I think I disagree. I think we’ve moved beyond this now – these places deserve their own spaces for discussion. But ofcourse, sometimes these social software sites produce games as well and sometimes people make some fascinating gaming observations of them, like “Digg-ing the game”! Which definitely deserves discussion in a games blog!

Meanwhile, over at Wonderland, Alice ponders about BBC’s editorial decision to report that the World of Warcraft expansion is delayed in the Technology section, alongside news about YouTube and Google. I think a lot of news about World of Warcraft is very interesting to technology readers and definitely deserves space there as a lot of what’s going on there has to do with technology, culture and society. But that the expansion is delayed is pure entertainment news, to be sure! I understand that it can be confusing at times, though. Seb Potter has a comment which I agree with:

“I’d like to see “Virtual” as a section, but I guess you’d start to need to just duplicate all the categories of real-life news eventually.”

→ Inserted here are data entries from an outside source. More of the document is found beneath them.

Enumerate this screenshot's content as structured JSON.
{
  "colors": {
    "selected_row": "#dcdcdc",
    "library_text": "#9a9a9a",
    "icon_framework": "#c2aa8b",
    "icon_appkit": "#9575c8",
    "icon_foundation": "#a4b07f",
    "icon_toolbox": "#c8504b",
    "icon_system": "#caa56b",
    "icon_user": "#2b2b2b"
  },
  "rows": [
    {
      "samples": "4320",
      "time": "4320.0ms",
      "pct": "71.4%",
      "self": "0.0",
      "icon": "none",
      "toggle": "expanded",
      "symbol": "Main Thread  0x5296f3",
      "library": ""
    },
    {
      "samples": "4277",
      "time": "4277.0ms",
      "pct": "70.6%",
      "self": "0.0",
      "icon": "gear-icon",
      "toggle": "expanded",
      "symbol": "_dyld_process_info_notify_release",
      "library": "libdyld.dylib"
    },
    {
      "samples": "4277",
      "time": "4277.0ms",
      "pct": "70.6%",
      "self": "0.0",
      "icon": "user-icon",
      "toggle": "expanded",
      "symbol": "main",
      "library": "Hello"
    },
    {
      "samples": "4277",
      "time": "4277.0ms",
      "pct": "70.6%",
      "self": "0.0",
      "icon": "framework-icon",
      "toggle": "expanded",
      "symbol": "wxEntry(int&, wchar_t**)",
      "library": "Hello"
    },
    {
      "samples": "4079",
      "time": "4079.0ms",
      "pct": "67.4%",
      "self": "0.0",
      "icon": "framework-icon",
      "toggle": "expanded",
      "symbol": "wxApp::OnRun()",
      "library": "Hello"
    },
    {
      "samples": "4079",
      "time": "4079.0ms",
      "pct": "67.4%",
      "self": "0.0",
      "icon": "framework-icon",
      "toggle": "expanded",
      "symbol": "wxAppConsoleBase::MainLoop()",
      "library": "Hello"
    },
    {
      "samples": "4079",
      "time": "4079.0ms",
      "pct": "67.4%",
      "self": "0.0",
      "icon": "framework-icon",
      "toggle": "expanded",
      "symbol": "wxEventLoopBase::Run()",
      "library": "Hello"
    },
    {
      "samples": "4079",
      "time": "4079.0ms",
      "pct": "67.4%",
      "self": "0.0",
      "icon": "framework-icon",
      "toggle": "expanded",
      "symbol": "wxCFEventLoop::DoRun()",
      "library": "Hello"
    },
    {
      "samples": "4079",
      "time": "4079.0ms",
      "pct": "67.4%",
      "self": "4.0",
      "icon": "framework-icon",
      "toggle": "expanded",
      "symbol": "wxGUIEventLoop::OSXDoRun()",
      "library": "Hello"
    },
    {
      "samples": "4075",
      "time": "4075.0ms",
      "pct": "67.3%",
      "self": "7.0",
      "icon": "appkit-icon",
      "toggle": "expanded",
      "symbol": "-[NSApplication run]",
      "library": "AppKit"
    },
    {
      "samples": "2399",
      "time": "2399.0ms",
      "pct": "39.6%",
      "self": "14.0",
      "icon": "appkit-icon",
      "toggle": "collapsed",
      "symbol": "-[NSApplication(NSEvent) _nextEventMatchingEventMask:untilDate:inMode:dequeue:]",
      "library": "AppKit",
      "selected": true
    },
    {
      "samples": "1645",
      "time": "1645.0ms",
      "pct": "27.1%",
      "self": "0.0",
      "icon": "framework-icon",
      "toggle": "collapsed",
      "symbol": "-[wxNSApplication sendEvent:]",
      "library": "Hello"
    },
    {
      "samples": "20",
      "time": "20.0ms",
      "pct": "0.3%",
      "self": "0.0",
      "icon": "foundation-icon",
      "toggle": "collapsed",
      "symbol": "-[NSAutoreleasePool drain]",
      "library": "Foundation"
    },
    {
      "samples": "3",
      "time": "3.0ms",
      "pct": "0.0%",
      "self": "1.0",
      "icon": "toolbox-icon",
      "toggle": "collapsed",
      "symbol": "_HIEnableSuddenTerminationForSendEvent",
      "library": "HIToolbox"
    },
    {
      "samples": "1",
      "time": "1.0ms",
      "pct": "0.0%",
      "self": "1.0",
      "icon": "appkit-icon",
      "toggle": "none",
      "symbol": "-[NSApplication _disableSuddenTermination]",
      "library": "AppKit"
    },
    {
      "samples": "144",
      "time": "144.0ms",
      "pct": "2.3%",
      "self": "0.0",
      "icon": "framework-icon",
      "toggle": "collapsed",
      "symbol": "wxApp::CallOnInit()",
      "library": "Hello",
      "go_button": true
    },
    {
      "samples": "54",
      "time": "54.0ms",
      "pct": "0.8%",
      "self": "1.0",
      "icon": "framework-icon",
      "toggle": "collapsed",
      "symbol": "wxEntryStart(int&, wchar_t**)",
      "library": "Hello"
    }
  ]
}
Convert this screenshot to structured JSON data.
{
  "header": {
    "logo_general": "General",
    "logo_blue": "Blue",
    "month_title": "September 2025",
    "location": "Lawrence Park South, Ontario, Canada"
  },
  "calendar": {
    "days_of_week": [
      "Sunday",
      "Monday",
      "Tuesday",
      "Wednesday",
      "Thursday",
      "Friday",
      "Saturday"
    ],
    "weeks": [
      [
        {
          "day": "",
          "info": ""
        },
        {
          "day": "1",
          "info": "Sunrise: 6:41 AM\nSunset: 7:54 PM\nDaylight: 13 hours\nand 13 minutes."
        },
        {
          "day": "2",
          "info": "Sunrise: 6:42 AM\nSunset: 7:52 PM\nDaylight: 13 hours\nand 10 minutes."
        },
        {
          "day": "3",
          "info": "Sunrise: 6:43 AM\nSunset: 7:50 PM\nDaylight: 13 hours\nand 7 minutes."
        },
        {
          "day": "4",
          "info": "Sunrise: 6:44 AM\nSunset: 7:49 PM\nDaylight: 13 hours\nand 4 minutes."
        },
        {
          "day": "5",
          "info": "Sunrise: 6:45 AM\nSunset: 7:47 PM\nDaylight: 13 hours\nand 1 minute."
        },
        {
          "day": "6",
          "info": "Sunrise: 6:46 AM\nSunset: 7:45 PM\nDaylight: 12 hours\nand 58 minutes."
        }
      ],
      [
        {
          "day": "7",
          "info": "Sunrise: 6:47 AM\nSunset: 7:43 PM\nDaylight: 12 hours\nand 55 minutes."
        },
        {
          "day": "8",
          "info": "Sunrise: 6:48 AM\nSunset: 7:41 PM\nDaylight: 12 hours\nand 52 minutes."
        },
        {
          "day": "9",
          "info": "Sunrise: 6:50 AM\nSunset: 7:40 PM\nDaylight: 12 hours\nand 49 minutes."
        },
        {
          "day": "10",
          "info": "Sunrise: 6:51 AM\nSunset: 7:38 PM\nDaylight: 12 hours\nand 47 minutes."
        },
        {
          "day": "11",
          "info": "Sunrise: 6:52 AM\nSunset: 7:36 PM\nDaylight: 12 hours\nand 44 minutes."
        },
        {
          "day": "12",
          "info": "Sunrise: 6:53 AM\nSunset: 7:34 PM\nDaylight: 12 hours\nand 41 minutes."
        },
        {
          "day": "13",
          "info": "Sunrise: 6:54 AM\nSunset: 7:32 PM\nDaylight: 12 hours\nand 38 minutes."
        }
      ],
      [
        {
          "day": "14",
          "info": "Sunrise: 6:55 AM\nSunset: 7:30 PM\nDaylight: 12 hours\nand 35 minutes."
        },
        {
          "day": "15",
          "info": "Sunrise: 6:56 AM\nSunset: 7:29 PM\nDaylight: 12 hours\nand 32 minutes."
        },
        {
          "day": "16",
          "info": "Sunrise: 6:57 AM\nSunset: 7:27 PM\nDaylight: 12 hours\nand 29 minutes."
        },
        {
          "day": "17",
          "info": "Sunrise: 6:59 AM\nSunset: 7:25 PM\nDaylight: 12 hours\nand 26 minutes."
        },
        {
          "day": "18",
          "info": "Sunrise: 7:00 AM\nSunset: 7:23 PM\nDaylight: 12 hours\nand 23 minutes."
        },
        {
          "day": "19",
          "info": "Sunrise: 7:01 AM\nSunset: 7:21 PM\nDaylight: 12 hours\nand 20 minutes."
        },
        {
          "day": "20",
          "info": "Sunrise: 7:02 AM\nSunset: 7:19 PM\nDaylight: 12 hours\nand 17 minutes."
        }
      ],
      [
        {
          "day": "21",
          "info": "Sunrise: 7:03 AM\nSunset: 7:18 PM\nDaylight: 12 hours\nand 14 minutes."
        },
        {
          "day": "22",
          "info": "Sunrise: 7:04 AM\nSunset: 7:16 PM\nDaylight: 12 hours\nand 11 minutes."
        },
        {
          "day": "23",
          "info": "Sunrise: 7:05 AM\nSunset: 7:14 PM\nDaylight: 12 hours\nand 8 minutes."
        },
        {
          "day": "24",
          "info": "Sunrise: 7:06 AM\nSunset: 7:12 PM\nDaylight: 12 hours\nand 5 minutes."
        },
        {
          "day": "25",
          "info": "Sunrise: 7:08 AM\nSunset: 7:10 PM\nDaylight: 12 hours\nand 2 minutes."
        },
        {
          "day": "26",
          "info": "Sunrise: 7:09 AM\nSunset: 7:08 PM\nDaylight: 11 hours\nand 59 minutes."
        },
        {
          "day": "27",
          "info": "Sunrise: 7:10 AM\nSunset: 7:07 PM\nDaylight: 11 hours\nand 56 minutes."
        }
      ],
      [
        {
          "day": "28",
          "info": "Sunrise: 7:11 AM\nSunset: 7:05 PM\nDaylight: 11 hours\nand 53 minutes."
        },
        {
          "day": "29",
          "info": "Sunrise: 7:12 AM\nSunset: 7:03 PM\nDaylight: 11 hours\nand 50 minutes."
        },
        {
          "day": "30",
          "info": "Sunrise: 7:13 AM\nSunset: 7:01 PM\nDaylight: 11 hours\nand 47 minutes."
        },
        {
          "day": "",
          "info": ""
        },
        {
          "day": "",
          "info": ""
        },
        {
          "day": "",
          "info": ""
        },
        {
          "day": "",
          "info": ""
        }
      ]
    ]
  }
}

I’m partial to ‘Virtual Life’ as a section. Some World of Warcraft news is pure gaming news, technology news and virtual life news – we shouldn’t have to think that just because World of Warcraft is a game, that all news from within has to be documented in a games section. And I certainly feel that there is room for another section of news with the title ‘Virtual Life’ – I’m sure most gamers who don’t play Second Life are extremely tired of all the Second Life news in their medium, and well…Second Life isn’t a game! BUT! If someone were to design a really cool game in Second Life – I’m sure they’d love to read about it! And as for the technology section, I’m sure the social impact new technology has had in MMORPGs is only interesting to a certain point, I think it’s time to move on! Unless you’re actually interested in ‘virtual life’! Sigh…am I making any sense?
It certainly is obvious that we’re at a crossroads here, which is so exciting! I can imagine myself as a granny someday saying “Oh…I remember back when we thought these worlds were just games for pure entertainment! Ha ha ha! We were so naive!”

So here’s an interesting dilemma!

I’m a terrible sister!! My sister’s birthday is tomorrow and I STILL haven’t found her a gift! She lives in Australia and I’ve been surfing around for a couple of days trying to find something VERY modest for my student budget. There’s a few options out there that seem modest…but the cost is so much more!
So…my sister is an eager WoW’er…and I’m wondering….how unethical would it be for me to buy her a gift certificate for virtual goods?